* _Aim of the task_:
Look through the lines below; wherever the word "illustration" appears, copy that line.

(Source data)

========

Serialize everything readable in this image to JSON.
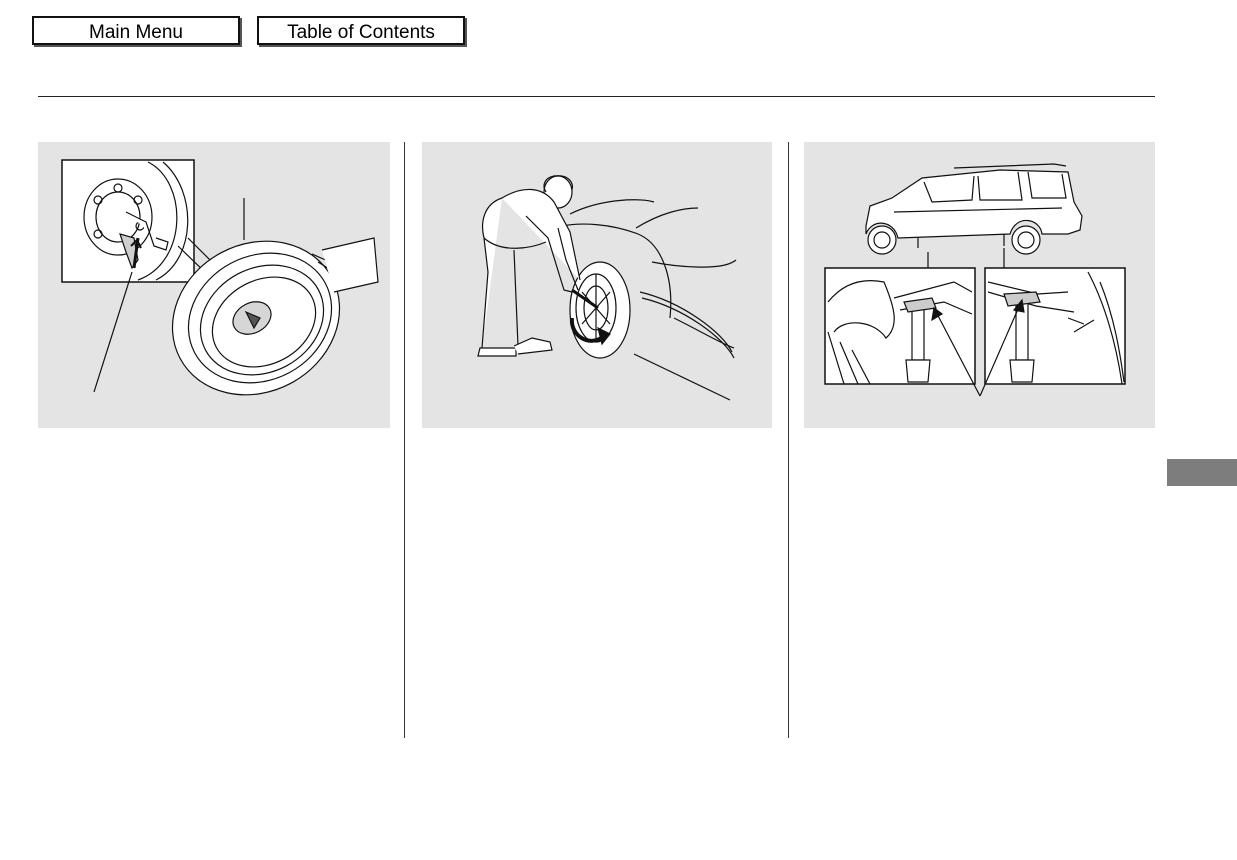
{
  "nav": {
    "main_menu_label": "Main Menu",
    "toc_label": "Table of Contents"
  },
  "figures": [
    {
      "icon": "spare-tire-removal-illustration"
    },
    {
      "icon": "wheel-nut-loosening-illustration"
    },
    {
      "icon": "vehicle-jack-points-illustration"
    }
  ],
  "colors": {
    "panel_background": "#e4e4e4",
    "side_tab": "#7d7d7d",
    "line": "#222222"
  }
}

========

* _Solution to this task_:
      "icon": "spare-tire-removal-illustration"
      "icon": "wheel-nut-loosening-illustration"
      "icon": "vehicle-jack-points-illustration"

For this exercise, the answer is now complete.